Arthritis Conference Report 2003
William C. Shiel, Jr., MD, FACP, FACR, Editor of the Focus On Arthritis Center, Gives Perspectives Of Interest On Systemic Lupus Erythematosus From 2003 Annual Scientific Meeting Of The American College Of Rheumatology.
Lupus is a chronic inflammatory condition that is caused by autoimmune disease. Autoimmune diseases are illnesses that occur when the body's tissues are attacked by its own immune system. The immune system is a complex organization within the body that is designed normally to fight infections and other foreign invaders. Patients with lupus have unusual antibodies in their blood that target their own body tissues. Lupus can cause disease of the skin, heart, lungs, kidneys, joints, and nervous system. Generally, when only the skin is involved, the condition is called discoid lupus. When internal organs are involved, the condition is called systemic lupus erythematosus.

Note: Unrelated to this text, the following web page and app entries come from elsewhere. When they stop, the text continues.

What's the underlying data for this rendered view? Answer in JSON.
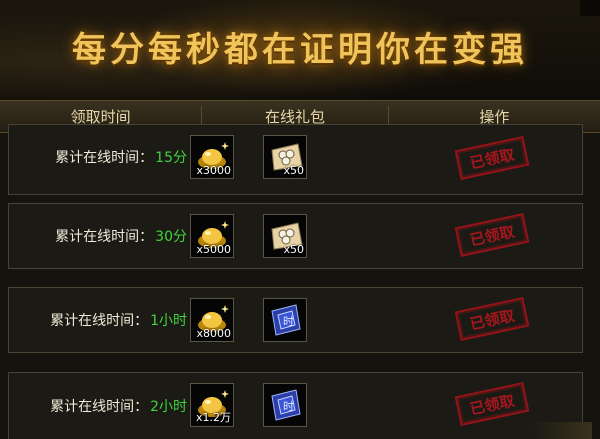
{
  "banner": {
    "title": "每分每秒都在证明你在变强"
  },
  "header": {
    "col_time": "领取时间",
    "col_gift": "在线礼包",
    "col_action": "操作"
  },
  "rows": [
    {
      "label": "累计在线时间：",
      "time": "15分",
      "item1": {
        "icon": "gold-ingot-icon",
        "qty": "x3000"
      },
      "item2": {
        "icon": "rice-ball-pack-icon",
        "qty": "x50"
      },
      "status": "已领取"
    },
    {
      "label": "累计在线时间：",
      "time": "30分",
      "item1": {
        "icon": "gold-ingot-icon",
        "qty": "x5000"
      },
      "item2": {
        "icon": "rice-ball-pack-icon",
        "qty": "x50"
      },
      "status": "已领取"
    },
    {
      "label": "累计在线时间：",
      "time": "1小时",
      "item1": {
        "icon": "gold-ingot-icon",
        "qty": "x8000"
      },
      "item2": {
        "icon": "blue-scroll-icon",
        "qty": ""
      },
      "status": "已领取"
    },
    {
      "label": "累计在线时间：",
      "time": "2小时",
      "item1": {
        "icon": "gold-ingot-icon",
        "qty": "x1.2万"
      },
      "item2": {
        "icon": "blue-scroll-icon",
        "qty": ""
      },
      "status": "已领取"
    }
  ],
  "colors": {
    "accent_gold": "#f0c45a",
    "time_green": "#3fd43f",
    "stamp_red": "#b5161f"
  }
}
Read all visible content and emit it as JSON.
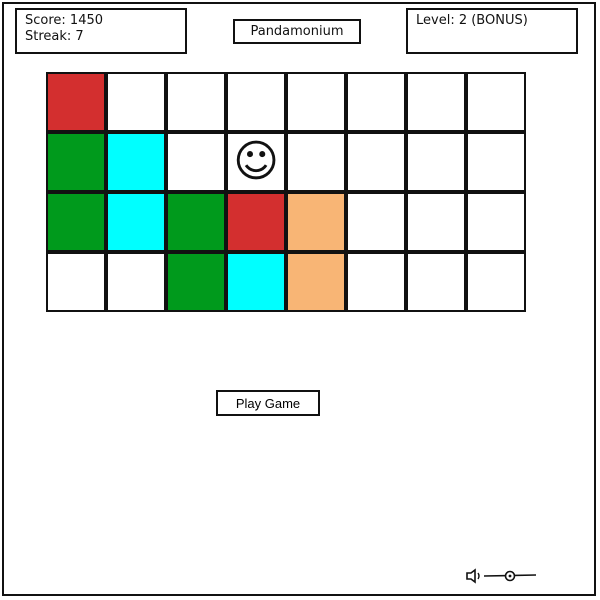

Below are perspectives on key reports presented at the recent national meeting of the American College of Rheumatology:
Researchers from Canada and England reported that poor sleep quality was a significant factor for fatigue in patients with systemic lupus erythematosus.
Dr. Shiel's Perspective: These reports emphasize the importance for patients and physicians to address sleep quality and the effect of underlying depression, lack of exercise, and self-care coping strategies on overall health.
Researchers from the University of Texas and the University of Alabama-Birmingham found that Plaquenil (hydroxychloroquine) significantly decreased the frequency of abnormal blood clots in patients with systemic lupus. Moreover, the effect seemed independent of immune suppression, implying that Plaquenil can directly act to prevent the blood clots.
Dr. Shiel's Perspective: This fascinating work highlights an important reason for patients and doctors to consider Plaquenil, especially for those lupus patients who are at some risk for blood clots in veins and arteries, such as those with phospholipid antibodies (cardiolipin antibodies, lupus anticoagulant, and false positive VDRL). This means that not only does Plaquenil reduce the chance for reflares of lupus, but it can also be beneficial in 'thinning' the blood to prevent abnormal excessive blood clotting.
In a large study of patients seen in the setting of a rheumatic diseases division of a major university, one quarter of patients at risk for osteoporosis by taking cortisone medication for diseases such as rheumatoid arthritis and lupus were not receiving ANY form of prevention for osteoporosis.
Dr. Shiel's Perspective: The entire field of osteoporosis management has changed in recent years. Guidelines for the prevention of osteoporosis clearly emphasize that persons who are chronically taking cortisone medications should receive osteoporosis prevention counseling. This should include recommendations for diet, exercises, avoiding cigarette smoke, and when appropriate, estrogen replacement and/or medications to build bone density.
Patients with systemic lupus erythematosus were reported to be inadequately screened for osteoporosis.
Dr. Shiel's Perspective: An old rule of medicine that I teach students,. "If you don't take a temperature, you can't find a fever." We as healthcare givers must be more vigilant in identifying and treating this preventable illness.
For more information, please visit the Systemic Lupus Center.
Last Editorial Review: 12/29/2004